::: DATA EXTRACT :::
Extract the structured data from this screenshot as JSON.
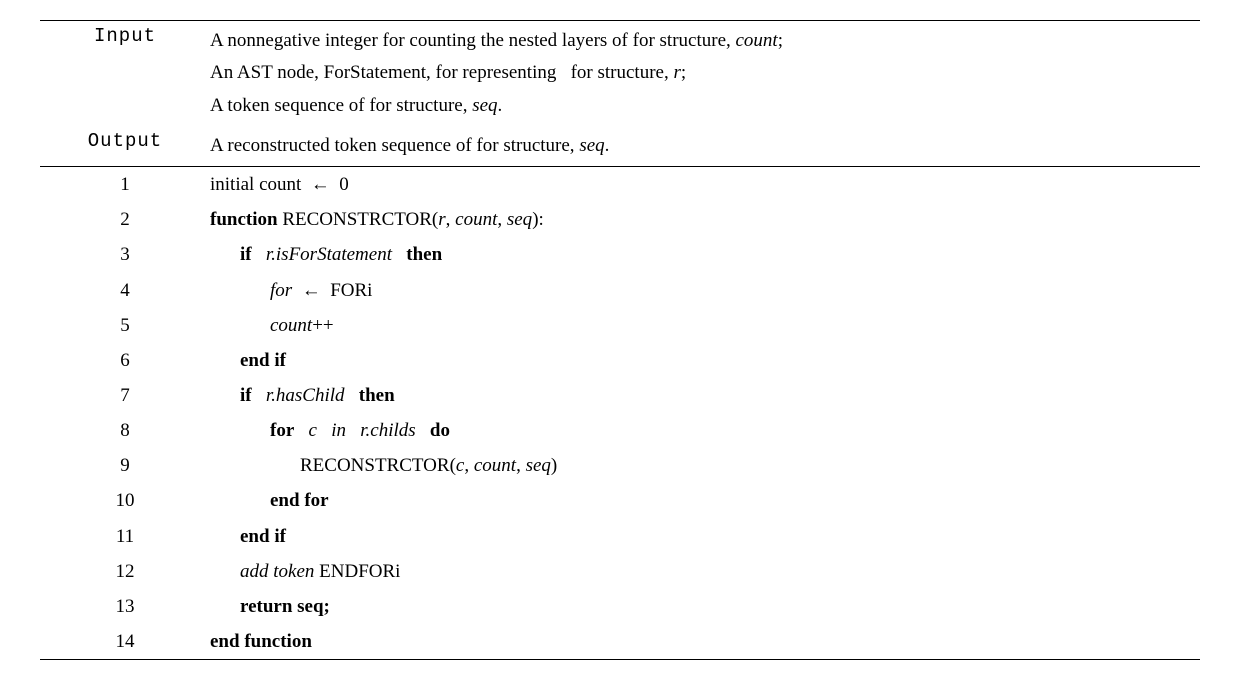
{
  "header": {
    "input_label": "Input",
    "output_label": "Output",
    "input_lines": [
      "A nonnegative integer for counting the nested layers of for structure, <span class='i'>count</span>;",
      "An AST node, ForStatement, for representing&nbsp;&nbsp;&nbsp;for structure, <span class='i'>r</span>;",
      "A token sequence of for structure, <span class='i'>seq</span>."
    ],
    "output_line": "A reconstructed token sequence of for structure, <span class='i'>seq</span>."
  },
  "lines": [
    {
      "n": "1",
      "indent": "",
      "html": "initial count&nbsp;&nbsp;←&nbsp;&nbsp;0"
    },
    {
      "n": "2",
      "indent": "",
      "html": "<span class='b'>function</span> RECONSTRCTOR(<span class='i'>r</span>, <span class='i'>count</span>, <span class='i'>seq</span>):"
    },
    {
      "n": "3",
      "indent": "ind1",
      "html": "<span class='b'>if</span>&nbsp;&nbsp;&nbsp;<span class='i'>r.isForStatement</span>&nbsp;&nbsp;&nbsp;<span class='b'>then</span>"
    },
    {
      "n": "4",
      "indent": "ind2",
      "html": "<span class='i'>for</span>&nbsp;&nbsp;←&nbsp;&nbsp;FORi"
    },
    {
      "n": "5",
      "indent": "ind2",
      "html": "<span class='i'>count</span>++"
    },
    {
      "n": "6",
      "indent": "ind1",
      "html": "<span class='b'>end if</span>"
    },
    {
      "n": "7",
      "indent": "ind1",
      "html": "<span class='b'>if</span>&nbsp;&nbsp;&nbsp;<span class='i'>r.hasChild</span>&nbsp;&nbsp;&nbsp;<span class='b'>then</span>"
    },
    {
      "n": "8",
      "indent": "ind2",
      "html": "<span class='b'>for</span>&nbsp;&nbsp;&nbsp;<span class='i'>c</span>&nbsp;&nbsp;&nbsp;<span class='i'>in</span>&nbsp;&nbsp;&nbsp;<span class='i'>r.childs</span>&nbsp;&nbsp;&nbsp;<span class='b'>do</span>"
    },
    {
      "n": "9",
      "indent": "ind3",
      "html": "RECONSTRCTOR(<span class='i'>c</span>, <span class='i'>count</span>, <span class='i'>seq</span>)"
    },
    {
      "n": "10",
      "indent": "ind2",
      "html": "<span class='b'>end for</span>"
    },
    {
      "n": "11",
      "indent": "ind1",
      "html": "<span class='b'>end if</span>"
    },
    {
      "n": "12",
      "indent": "ind1",
      "html": "<span class='i'>add token</span> ENDFORi"
    },
    {
      "n": "13",
      "indent": "ind1",
      "html": "<span class='b'>return seq;</span>"
    },
    {
      "n": "14",
      "indent": "",
      "html": "<span class='b'>end function</span>"
    }
  ]
}
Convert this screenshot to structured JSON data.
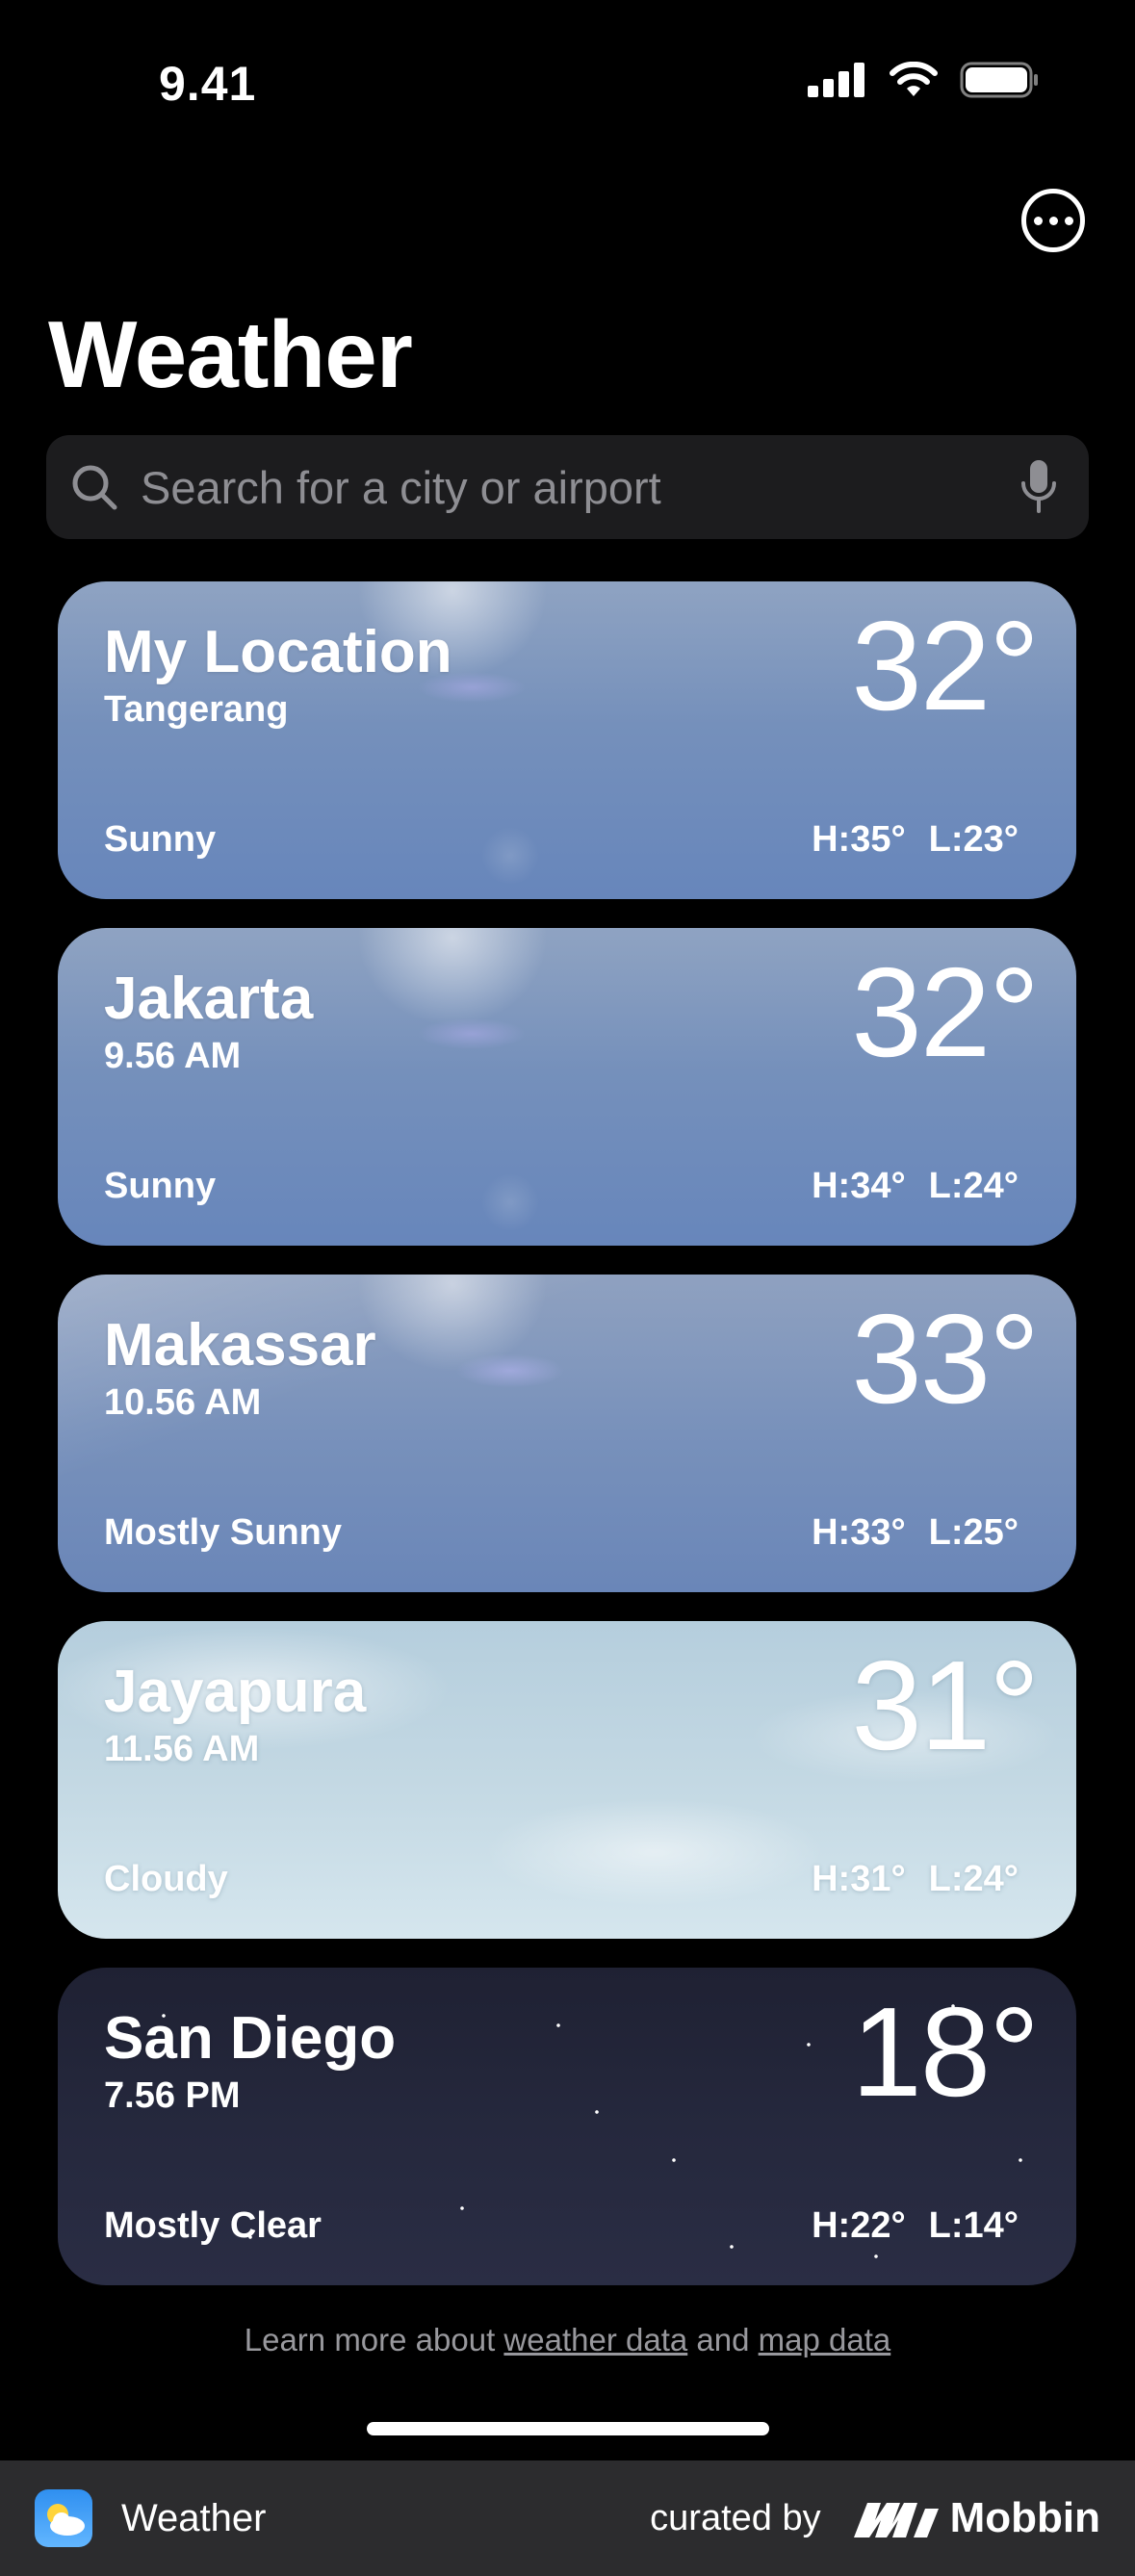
{
  "status_bar": {
    "time": "9.41"
  },
  "header": {
    "title": "Weather"
  },
  "search": {
    "placeholder": "Search for a city or airport"
  },
  "locations": [
    {
      "name": "My Location",
      "subtitle": "Tangerang",
      "temp": "32°",
      "condition": "Sunny",
      "high": "H:35°",
      "low": "L:23°"
    },
    {
      "name": "Jakarta",
      "subtitle": "9.56 AM",
      "temp": "32°",
      "condition": "Sunny",
      "high": "H:34°",
      "low": "L:24°"
    },
    {
      "name": "Makassar",
      "subtitle": "10.56 AM",
      "temp": "33°",
      "condition": "Mostly Sunny",
      "high": "H:33°",
      "low": "L:25°"
    },
    {
      "name": "Jayapura",
      "subtitle": "11.56 AM",
      "temp": "31°",
      "condition": "Cloudy",
      "high": "H:31°",
      "low": "L:24°"
    },
    {
      "name": "San Diego",
      "subtitle": "7.56 PM",
      "temp": "18°",
      "condition": "Mostly Clear",
      "high": "H:22°",
      "low": "L:14°"
    }
  ],
  "footer": {
    "prefix": "Learn more about ",
    "weather_link": "weather data",
    "middle": " and ",
    "map_link": "map data"
  },
  "bottom_bar": {
    "app_name": "Weather",
    "curated_by": "curated by",
    "brand": "Mobbin"
  }
}
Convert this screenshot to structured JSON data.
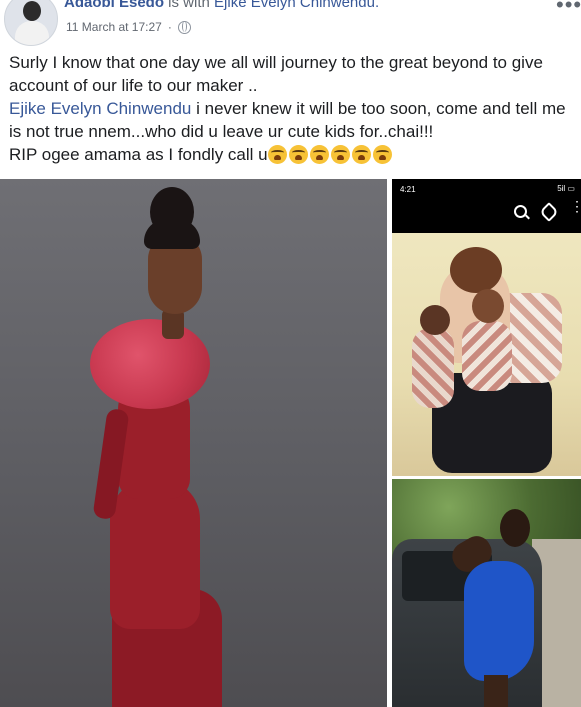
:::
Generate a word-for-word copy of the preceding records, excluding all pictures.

Extract the structured data from this screenshot as JSON.
{
  "header": {
    "input_label": "Input",
    "output_label": "Output",
    "input_lines": [
      "A nonnegative integer for counting the nested layers of for structure, <span class='i'>count</span>;",
      "An AST node, ForStatement, for representing&nbsp;&nbsp;&nbsp;for structure, <span class='i'>r</span>;",
      "A token sequence of for structure, <span class='i'>seq</span>."
    ],
    "output_line": "A reconstructed token sequence of for structure, <span class='i'>seq</span>."
  },
  "lines": [
    {
      "n": "1",
      "indent": "",
      "html": "initial count&nbsp;&nbsp;←&nbsp;&nbsp;0"
    },
    {
      "n": "2",
      "indent": "",
      "html": "<span class='b'>function</span> RECONSTRCTOR(<span class='i'>r</span>, <span class='i'>count</span>, <span class='i'>seq</span>):"
    },
    {
      "n": "3",
      "indent": "ind1",
      "html": "<span class='b'>if</span>&nbsp;&nbsp;&nbsp;<span class='i'>r.isForStatement</span>&nbsp;&nbsp;&nbsp;<span class='b'>then</span>"
    },
    {
      "n": "4",
      "indent": "ind2",
      "html": "<span class='i'>for</span>&nbsp;&nbsp;←&nbsp;&nbsp;FORi"
    },
    {
      "n": "5",
      "indent": "ind2",
      "html": "<span class='i'>count</span>++"
    },
    {
      "n": "6",
      "indent": "ind1",
      "html": "<span class='b'>end if</span>"
    },
    {
      "n": "7",
      "indent": "ind1",
      "html": "<span class='b'>if</span>&nbsp;&nbsp;&nbsp;<span class='i'>r.hasChild</span>&nbsp;&nbsp;&nbsp;<span class='b'>then</span>"
    },
    {
      "n": "8",
      "indent": "ind2",
      "html": "<span class='b'>for</span>&nbsp;&nbsp;&nbsp;<span class='i'>c</span>&nbsp;&nbsp;&nbsp;<span class='i'>in</span>&nbsp;&nbsp;&nbsp;<span class='i'>r.childs</span>&nbsp;&nbsp;&nbsp;<span class='b'>do</span>"
    },
    {
      "n": "9",
      "indent": "ind3",
      "html": "RECONSTRCTOR(<span class='i'>c</span>, <span class='i'>count</span>, <span class='i'>seq</span>)"
    },
    {
      "n": "10",
      "indent": "ind2",
      "html": "<span class='b'>end for</span>"
    },
    {
      "n": "11",
      "indent": "ind1",
      "html": "<span class='b'>end if</span>"
    },
    {
      "n": "12",
      "indent": "ind1",
      "html": "<span class='i'>add token</span> ENDFORi"
    },
    {
      "n": "13",
      "indent": "ind1",
      "html": "<span class='b'>return seq;</span>"
    },
    {
      "n": "14",
      "indent": "",
      "html": "<span class='b'>end function</span>"
    }
  ]
}
Convert this screenshot to structured JSON data.
{
  "status_bar": {
    "time": "9.41"
  },
  "header": {
    "title": "Weather"
  },
  "search": {
    "placeholder": "Search for a city or airport"
  },
  "locations": [
    {
      "name": "My Location",
      "subtitle": "Tangerang",
      "temp": "32°",
      "condition": "Sunny",
      "high": "H:35°",
      "low": "L:23°"
    },
    {
      "name": "Jakarta",
      "subtitle": "9.56 AM",
      "temp": "32°",
      "condition": "Sunny",
      "high": "H:34°",
      "low": "L:24°"
    },
    {
      "name": "Makassar",
      "subtitle": "10.56 AM",
      "temp": "33°",
      "condition": "Mostly Sunny",
      "high": "H:33°",
      "low": "L:25°"
    },
    {
      "name": "Jayapura",
      "subtitle": "11.56 AM",
      "temp": "31°",
      "condition": "Cloudy",
      "high": "H:31°",
      "low": "L:24°"
    },
    {
      "name": "San Diego",
      "subtitle": "7.56 PM",
      "temp": "18°",
      "condition": "Mostly Clear",
      "high": "H:22°",
      "low": "L:14°"
    }
  ],
  "footer": {
    "prefix": "Learn more about ",
    "weather_link": "weather data",
    "middle": " and ",
    "map_link": "map data"
  },
  "bottom_bar": {
    "app_name": "Weather",
    "curated_by": "curated by",
    "brand": "Mobbin"
  }
}
Convert this screenshot to structured JSON data.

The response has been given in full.